Name: The Presses (also Otter Limits Press, Bodacious Press, Heart of the Matter Press)
Contact: TM Alexander & P.J. Alexander
Type: fanzine publisher, print
Fandoms: Sentinel & Due South
Status: defunct
URL: (site offline and not archived)
Click here for related articles on Fanlore.
1997 flyer, printed in the 1997 ZebraCon program book
a 1998 flyer printed in the MediaWest*Con 1998 program book

The Presses was a slash and gen fanzine publisher in the late 1990s and early 2000s. It was often used as an umbrella term for all of the presses created by the fans who operated them. These included: Bodacious Press (slash), Otter Limits Press (gen), Heart of the Matter Press. and Lime 'n' deCoconut Press (slash).

TM Alexander & P.J. Alexander published primarily Sentinel and Due South fanzines.

How Does This Press Related to Others by This Fan?

Heart of the Matter Press was a subsidiary of our other press that we were doing. We had Bodacious Press was our slash zines, Otter Limits Press was our gen zines, and after some years we decided, let's just call ourselves "The Presses" and put everything underneath it. So, yeah, we were known as "The Presses," because we had so many subsidiaries. [1]

From an Interview

The editor, P.J. Alexander gave an interview in 2001 discussing the appeal of fanzines:

The average writer seems to be female, between the ages of 20 and 40, single, and working in a clerical job. Remember this is an average, there are exceptions in all cases," said P.J. Alexander editor of fanzine publishers The Presses. Ms. Alexander says much of fan fiction's appeal is its friendliness to new writers.

I would say this is a perfect place to hone writing skills," she said.

She points to a long list of professional authors with large followings as proof: Mercedes Lackey (known in fan circles as Misti), Teri Smith, Melanie R., Constance Faddis and Julia Ecklar, to name but a few, are all writers who've crossed the line from amateur fan fiction to professional writing.

Fanzines introduce one to the world of publishing, deadlines, and in some cases, editing, which prepares one for the rigorous field of pro writing," Ms. Alexander said. [2]

On the Cusp of Online

In 2000, fanfiction was on the cusp of print and online. An ad in The Web After Dark reflected this major shift in fanwork creation and access.

2000 flyer advertising their services
The following is from a flyer illustrating this shift, including the need to explain the difference between a novel and an anthology.

THE PRESSES: Bringing Online to Zine Form: If you have a story you've published online and would like to see it in print as a novel with illustrations by KOZ, drop us an Email...

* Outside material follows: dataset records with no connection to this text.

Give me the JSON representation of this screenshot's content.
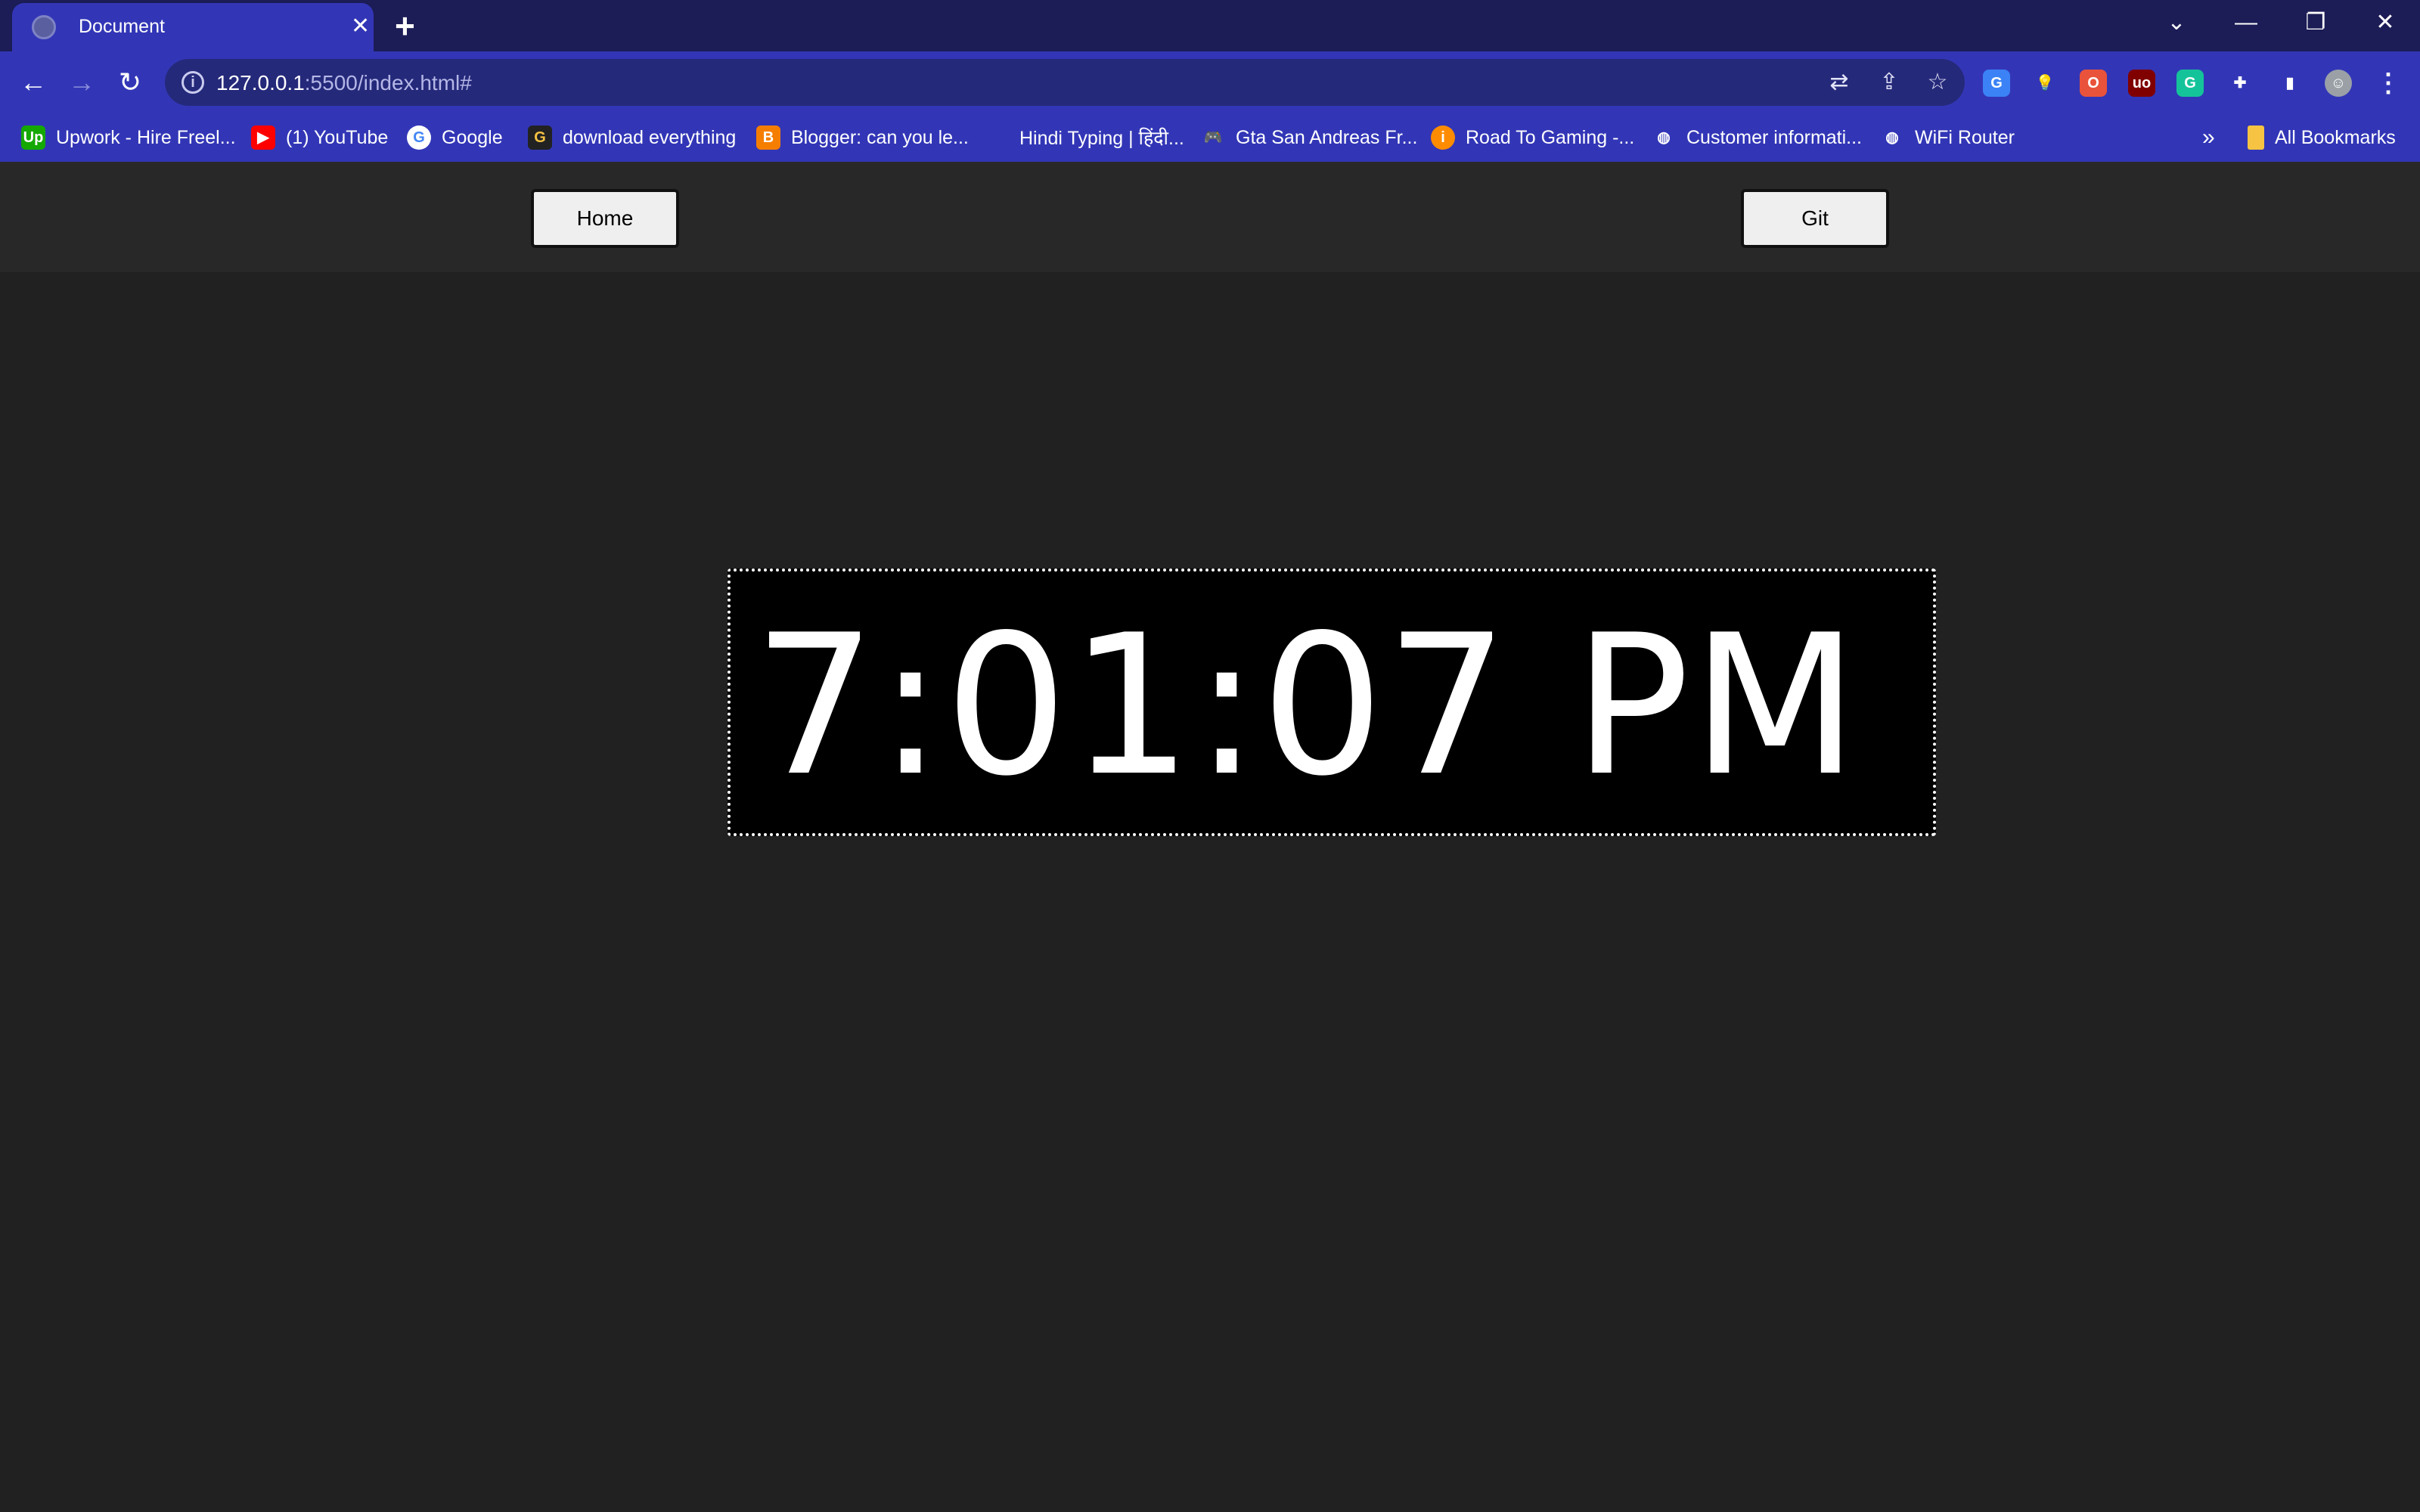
{
  "browser": {
    "tab": {
      "title": "Document",
      "close_glyph": "✕"
    },
    "new_tab_glyph": "+",
    "window_controls": {
      "dropdown": "⌄",
      "minimize": "—",
      "restore": "❐",
      "close": "✕"
    },
    "toolbar": {
      "back_glyph": "←",
      "forward_glyph": "→",
      "reload_glyph": "↻",
      "url_host": "127.0.0.1",
      "url_rest": ":5500/index.html#",
      "info_glyph": "i",
      "translate_glyph": "⇄",
      "share_glyph": "⇪",
      "star_glyph": "☆",
      "extensions": [
        {
          "name": "translate-ext-icon",
          "glyph": "G",
          "color": "#3b82f6"
        },
        {
          "name": "bulb-ext-icon",
          "glyph": "💡",
          "color": "#3236b6"
        },
        {
          "name": "opera-ext-icon",
          "glyph": "O",
          "color": "#e9533b"
        },
        {
          "name": "ublock-ext-icon",
          "glyph": "uo",
          "color": "#800000"
        },
        {
          "name": "grammarly-ext-icon",
          "glyph": "G",
          "color": "#15c39a"
        },
        {
          "name": "puzzle-ext-icon",
          "glyph": "✚",
          "color": "#3236b6"
        },
        {
          "name": "sidepanel-icon",
          "glyph": "▮",
          "color": "#3236b6"
        },
        {
          "name": "profile-avatar-icon",
          "glyph": "☺",
          "color": "#9aa0a6"
        },
        {
          "name": "menu-icon",
          "glyph": "⋮",
          "color": "#3236b6"
        }
      ]
    },
    "bookmarks": [
      {
        "label": "Upwork - Hire Freel...",
        "icon": "upwork-icon",
        "glyph": "Up",
        "color": "#14a800"
      },
      {
        "label": "(1) YouTube",
        "icon": "youtube-icon",
        "glyph": "▶",
        "color": "#ff0000"
      },
      {
        "label": "Google",
        "icon": "google-icon",
        "glyph": "G",
        "color": "#ffffff"
      },
      {
        "label": "download everything",
        "icon": "download-g-icon",
        "glyph": "G",
        "color": "#222222"
      },
      {
        "label": "Blogger: can you le...",
        "icon": "blogger-icon",
        "glyph": "B",
        "color": "#f57d00"
      },
      {
        "label": "Hindi Typing | हिंदी...",
        "icon": "none",
        "glyph": "",
        "color": "#3236b6"
      },
      {
        "label": "Gta San Andreas Fr...",
        "icon": "gamepad-icon",
        "glyph": "🎮",
        "color": "#3236b6"
      },
      {
        "label": "Road To Gaming -...",
        "icon": "info-orange-icon",
        "glyph": "i",
        "color": "#ff8c00"
      },
      {
        "label": "Customer informati...",
        "icon": "globe-icon",
        "glyph": "◍",
        "color": "#3236b6"
      },
      {
        "label": "WiFi Router",
        "icon": "globe-icon",
        "glyph": "◍",
        "color": "#3236b6"
      }
    ],
    "more_bookmarks_glyph": "»",
    "all_bookmarks": {
      "label": "All Bookmarks",
      "glyph": "▮",
      "color": "#f6c342"
    }
  },
  "page": {
    "home_label": "Home",
    "git_label": "Git",
    "clock_time": "7:01:07 PM"
  }
}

All we ask is that the work not have been in a fanzine before and you allow a little technical cleanup via punctuation and spelling, should the piece need it.

Novels should be at least 50 pages long when you save it to a word processing file. Send it to us as an attached file saved in MS Word 7 or under, Word Perfect 6 and under, Write for Windows 98 or under, or a text only file.

A collection is five or six stories by one author. The total page-count on the five or six should be around 50 pages.

All zines are published in digest-size with a full color cover and several color illustrations amongst the black and white ones inside.

Authors receive ten copies of the novel/novella/collection to do with as they please. Give them away or sell them at the asking price. It's our way of saying thank you.

There are still many, many people not online. Have your work seen by an unlimited audience.
From another 2000 flyer:
flyer printed in Walking in the Sky

The Presses.... produces novels and novellas for authors other than those on staff. If you would like to have a novel edited, illustrated by KOZ or PeeJ, and published, contact us for further information.

Authors get eleven copies of their publication — one for themselves and ten to give away or sell. (We're a fannish press and cannot afford to pay our writers. Giving the author ten copies is our way of payment, and showing our appreciation for a job well done.)

We work in various fandoms including The X-Files, The Sentinel, Due South, Stargate SG-1, and more.

We can produce a list of references (authors we've published and worked with) upon request.

Get that novel out there! Not everyone is online!


  1. ^ Media Fandom Oral History Project Interview with TM Alexander (2012)
  2. ^ Hello Mary Sue!, Archived version 2001. (Accessed 16 March 2010)